Restate each entry word for word, leaving nothing out.

··· RECORDS FOR THE TASK ···

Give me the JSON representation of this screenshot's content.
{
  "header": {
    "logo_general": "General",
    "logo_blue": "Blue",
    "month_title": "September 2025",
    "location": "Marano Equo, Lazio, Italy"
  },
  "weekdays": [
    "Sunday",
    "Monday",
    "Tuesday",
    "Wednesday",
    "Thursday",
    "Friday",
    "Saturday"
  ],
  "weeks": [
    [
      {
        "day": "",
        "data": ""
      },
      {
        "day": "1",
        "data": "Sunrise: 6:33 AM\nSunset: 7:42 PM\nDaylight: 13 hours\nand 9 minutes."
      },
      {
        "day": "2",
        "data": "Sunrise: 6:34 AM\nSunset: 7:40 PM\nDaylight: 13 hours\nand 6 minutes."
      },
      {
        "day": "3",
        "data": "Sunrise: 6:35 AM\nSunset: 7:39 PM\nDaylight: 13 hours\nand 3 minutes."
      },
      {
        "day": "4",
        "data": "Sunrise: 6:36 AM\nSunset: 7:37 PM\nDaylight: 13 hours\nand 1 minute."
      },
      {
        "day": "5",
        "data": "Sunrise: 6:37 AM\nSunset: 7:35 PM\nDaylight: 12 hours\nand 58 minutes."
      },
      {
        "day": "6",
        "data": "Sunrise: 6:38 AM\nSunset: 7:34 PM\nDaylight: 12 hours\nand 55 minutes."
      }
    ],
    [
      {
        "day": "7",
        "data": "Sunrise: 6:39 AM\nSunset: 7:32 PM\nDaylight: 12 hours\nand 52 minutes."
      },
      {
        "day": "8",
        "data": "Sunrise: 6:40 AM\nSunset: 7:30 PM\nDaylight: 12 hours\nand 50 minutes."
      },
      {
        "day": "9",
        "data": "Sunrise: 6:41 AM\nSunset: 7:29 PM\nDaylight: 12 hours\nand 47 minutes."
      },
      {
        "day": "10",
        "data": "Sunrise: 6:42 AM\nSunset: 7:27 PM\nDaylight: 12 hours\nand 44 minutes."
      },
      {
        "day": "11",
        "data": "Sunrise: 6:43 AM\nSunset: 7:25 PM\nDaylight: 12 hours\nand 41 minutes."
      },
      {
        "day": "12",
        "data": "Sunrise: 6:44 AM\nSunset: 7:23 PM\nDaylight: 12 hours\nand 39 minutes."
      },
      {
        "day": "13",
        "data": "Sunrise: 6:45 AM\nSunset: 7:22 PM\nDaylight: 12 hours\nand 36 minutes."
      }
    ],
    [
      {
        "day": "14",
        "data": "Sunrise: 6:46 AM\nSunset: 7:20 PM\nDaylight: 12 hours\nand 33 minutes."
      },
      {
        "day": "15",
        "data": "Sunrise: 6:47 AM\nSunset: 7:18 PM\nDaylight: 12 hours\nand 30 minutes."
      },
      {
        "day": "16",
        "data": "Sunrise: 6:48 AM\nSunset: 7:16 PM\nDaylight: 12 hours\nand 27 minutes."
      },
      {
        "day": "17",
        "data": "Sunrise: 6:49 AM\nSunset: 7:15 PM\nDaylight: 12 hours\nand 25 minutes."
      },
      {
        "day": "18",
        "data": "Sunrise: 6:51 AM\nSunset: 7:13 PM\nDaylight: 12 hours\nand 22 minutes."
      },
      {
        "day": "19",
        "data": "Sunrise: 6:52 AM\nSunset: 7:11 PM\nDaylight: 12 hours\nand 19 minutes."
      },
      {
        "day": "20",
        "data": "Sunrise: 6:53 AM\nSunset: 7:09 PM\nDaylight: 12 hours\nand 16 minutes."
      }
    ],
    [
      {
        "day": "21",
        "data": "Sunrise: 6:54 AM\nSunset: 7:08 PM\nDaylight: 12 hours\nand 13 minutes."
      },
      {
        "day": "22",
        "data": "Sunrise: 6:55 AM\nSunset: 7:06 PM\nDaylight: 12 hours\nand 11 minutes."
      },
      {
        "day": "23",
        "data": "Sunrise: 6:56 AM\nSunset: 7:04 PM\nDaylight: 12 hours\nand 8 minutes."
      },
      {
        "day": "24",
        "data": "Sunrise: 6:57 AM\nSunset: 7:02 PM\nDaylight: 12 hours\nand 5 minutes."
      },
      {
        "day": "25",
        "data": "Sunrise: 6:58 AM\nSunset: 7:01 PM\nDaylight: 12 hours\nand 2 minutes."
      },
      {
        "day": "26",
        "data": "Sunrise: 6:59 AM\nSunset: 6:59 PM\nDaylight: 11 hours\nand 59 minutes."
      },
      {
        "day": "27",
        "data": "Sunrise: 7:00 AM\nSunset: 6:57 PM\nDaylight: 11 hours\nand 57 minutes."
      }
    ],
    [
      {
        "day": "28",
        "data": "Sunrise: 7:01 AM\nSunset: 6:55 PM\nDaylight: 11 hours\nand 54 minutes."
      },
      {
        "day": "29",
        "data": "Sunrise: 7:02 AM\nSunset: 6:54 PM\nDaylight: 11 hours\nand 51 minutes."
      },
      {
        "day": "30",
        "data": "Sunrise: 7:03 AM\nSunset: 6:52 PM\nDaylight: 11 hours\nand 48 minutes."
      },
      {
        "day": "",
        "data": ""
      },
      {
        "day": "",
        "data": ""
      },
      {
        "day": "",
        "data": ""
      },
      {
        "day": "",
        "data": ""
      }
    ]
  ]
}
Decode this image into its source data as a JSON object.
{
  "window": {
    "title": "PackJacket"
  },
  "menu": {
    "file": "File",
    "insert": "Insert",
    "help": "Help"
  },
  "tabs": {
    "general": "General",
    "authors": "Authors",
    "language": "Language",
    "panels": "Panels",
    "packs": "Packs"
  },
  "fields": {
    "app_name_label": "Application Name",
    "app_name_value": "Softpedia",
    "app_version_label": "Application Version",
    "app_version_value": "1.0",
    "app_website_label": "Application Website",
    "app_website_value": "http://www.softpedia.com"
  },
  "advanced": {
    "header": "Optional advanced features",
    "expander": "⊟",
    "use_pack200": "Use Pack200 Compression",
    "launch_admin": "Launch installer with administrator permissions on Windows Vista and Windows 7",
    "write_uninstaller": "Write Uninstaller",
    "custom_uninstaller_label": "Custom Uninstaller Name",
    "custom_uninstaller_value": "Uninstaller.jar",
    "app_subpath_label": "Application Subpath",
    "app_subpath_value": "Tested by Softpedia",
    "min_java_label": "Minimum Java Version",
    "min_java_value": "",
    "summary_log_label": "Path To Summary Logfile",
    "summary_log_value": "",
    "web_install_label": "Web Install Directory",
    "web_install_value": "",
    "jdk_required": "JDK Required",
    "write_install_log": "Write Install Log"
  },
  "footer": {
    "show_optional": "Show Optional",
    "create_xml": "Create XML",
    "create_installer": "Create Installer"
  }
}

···

**RESPONSE TO THIS TASK**.
Give me the JSON representation of this screenshot's content.
{
  "header": {
    "logo_general": "General",
    "logo_blue": "Blue",
    "month_title": "September 2025",
    "location": "Marano Equo, Lazio, Italy"
  },
  "weekdays": [
    "Sunday",
    "Monday",
    "Tuesday",
    "Wednesday",
    "Thursday",
    "Friday",
    "Saturday"
  ],
  "weeks": [
    [
      {
        "day": "",
        "data": ""
      },
      {
        "day": "1",
        "data": "Sunrise: 6:33 AM\nSunset: 7:42 PM\nDaylight: 13 hours\nand 9 minutes."
      },
      {
        "day": "2",
        "data": "Sunrise: 6:34 AM\nSunset: 7:40 PM\nDaylight: 13 hours\nand 6 minutes."
      },
      {
        "day": "3",
        "data": "Sunrise: 6:35 AM\nSunset: 7:39 PM\nDaylight: 13 hours\nand 3 minutes."
      },
      {
        "day": "4",
        "data": "Sunrise: 6:36 AM\nSunset: 7:37 PM\nDaylight: 13 hours\nand 1 minute."
      },
      {
        "day": "5",
        "data": "Sunrise: 6:37 AM\nSunset: 7:35 PM\nDaylight: 12 hours\nand 58 minutes."
      },
      {
        "day": "6",
        "data": "Sunrise: 6:38 AM\nSunset: 7:34 PM\nDaylight: 12 hours\nand 55 minutes."
      }
    ],
    [
      {
        "day": "7",
        "data": "Sunrise: 6:39 AM\nSunset: 7:32 PM\nDaylight: 12 hours\nand 52 minutes."
      },
      {
        "day": "8",
        "data": "Sunrise: 6:40 AM\nSunset: 7:30 PM\nDaylight: 12 hours\nand 50 minutes."
      },
      {
        "day": "9",
        "data": "Sunrise: 6:41 AM\nSunset: 7:29 PM\nDaylight: 12 hours\nand 47 minutes."
      },
      {
        "day": "10",
        "data": "Sunrise: 6:42 AM\nSunset: 7:27 PM\nDaylight: 12 hours\nand 44 minutes."
      },
      {
        "day": "11",
        "data": "Sunrise: 6:43 AM\nSunset: 7:25 PM\nDaylight: 12 hours\nand 41 minutes."
      },
      {
        "day": "12",
        "data": "Sunrise: 6:44 AM\nSunset: 7:23 PM\nDaylight: 12 hours\nand 39 minutes."
      },
      {
        "day": "13",
        "data": "Sunrise: 6:45 AM\nSunset: 7:22 PM\nDaylight: 12 hours\nand 36 minutes."
      }
    ],
    [
      {
        "day": "14",
        "data": "Sunrise: 6:46 AM\nSunset: 7:20 PM\nDaylight: 12 hours\nand 33 minutes."
      },
      {
        "day": "15",
        "data": "Sunrise: 6:47 AM\nSunset: 7:18 PM\nDaylight: 12 hours\nand 30 minutes."
      },
      {
        "day": "16",
        "data": "Sunrise: 6:48 AM\nSunset: 7:16 PM\nDaylight: 12 hours\nand 27 minutes."
      },
      {
        "day": "17",
        "data": "Sunrise: 6:49 AM\nSunset: 7:15 PM\nDaylight: 12 hours\nand 25 minutes."
      },
      {
        "day": "18",
        "data": "Sunrise: 6:51 AM\nSunset: 7:13 PM\nDaylight: 12 hours\nand 22 minutes."
      },
      {
        "day": "19",
        "data": "Sunrise: 6:52 AM\nSunset: 7:11 PM\nDaylight: 12 hours\nand 19 minutes."
      },
      {
        "day": "20",
        "data": "Sunrise: 6:53 AM\nSunset: 7:09 PM\nDaylight: 12 hours\nand 16 minutes."
      }
    ],
    [
      {
        "day": "21",
        "data": "Sunrise: 6:54 AM\nSunset: 7:08 PM\nDaylight: 12 hours\nand 13 minutes."
      },
      {
        "day": "22",
        "data": "Sunrise: 6:55 AM\nSunset: 7:06 PM\nDaylight: 12 hours\nand 11 minutes."
      },
      {
        "day": "23",
        "data": "Sunrise: 6:56 AM\nSunset: 7:04 PM\nDaylight: 12 hours\nand 8 minutes."
      },
      {
        "day": "24",
        "data": "Sunrise: 6:57 AM\nSunset: 7:02 PM\nDaylight: 12 hours\nand 5 minutes."
      },
      {
        "day": "25",
        "data": "Sunrise: 6:58 AM\nSunset: 7:01 PM\nDaylight: 12 hours\nand 2 minutes."
      },
      {
        "day": "26",
        "data": "Sunrise: 6:59 AM\nSunset: 6:59 PM\nDaylight: 11 hours\nand 59 minutes."
      },
      {
        "day": "27",
        "data": "Sunrise: 7:00 AM\nSunset: 6:57 PM\nDaylight: 11 hours\nand 57 minutes."
      }
    ],
    [
      {
        "day": "28",
        "data": "Sunrise: 7:01 AM\nSunset: 6:55 PM\nDaylight: 11 hours\nand 54 minutes."
      },
      {
        "day": "29",
        "data": "Sunrise: 7:02 AM\nSunset: 6:54 PM\nDaylight: 11 hours\nand 51 minutes."
      },
      {
        "day": "30",
        "data": "Sunrise: 7:03 AM\nSunset: 6:52 PM\nDaylight: 11 hours\nand 48 minutes."
      },
      {
        "day": "",
        "data": ""
      },
      {
        "day": "",
        "data": ""
      },
      {
        "day": "",
        "data": ""
      },
      {
        "day": "",
        "data": ""
      }
    ]
  ]
}
Decode this image into its source data as a JSON object.
{
  "window": {
    "title": "PackJacket"
  },
  "menu": {
    "file": "File",
    "insert": "Insert",
    "help": "Help"
  },
  "tabs": {
    "general": "General",
    "authors": "Authors",
    "language": "Language",
    "panels": "Panels",
    "packs": "Packs"
  },
  "fields": {
    "app_name_label": "Application Name",
    "app_name_value": "Softpedia",
    "app_version_label": "Application Version",
    "app_version_value": "1.0",
    "app_website_label": "Application Website",
    "app_website_value": "http://www.softpedia.com"
  },
  "advanced": {
    "header": "Optional advanced features",
    "expander": "⊟",
    "use_pack200": "Use Pack200 Compression",
    "launch_admin": "Launch installer with administrator permissions on Windows Vista and Windows 7",
    "write_uninstaller": "Write Uninstaller",
    "custom_uninstaller_label": "Custom Uninstaller Name",
    "custom_uninstaller_value": "Uninstaller.jar",
    "app_subpath_label": "Application Subpath",
    "app_subpath_value": "Tested by Softpedia",
    "min_java_label": "Minimum Java Version",
    "min_java_value": "",
    "summary_log_label": "Path To Summary Logfile",
    "summary_log_value": "",
    "web_install_label": "Web Install Directory",
    "web_install_value": "",
    "jdk_required": "JDK Required",
    "write_install_log": "Write Install Log"
  },
  "footer": {
    "show_optional": "Show Optional",
    "create_xml": "Create XML",
    "create_installer": "Create Installer"
  }
}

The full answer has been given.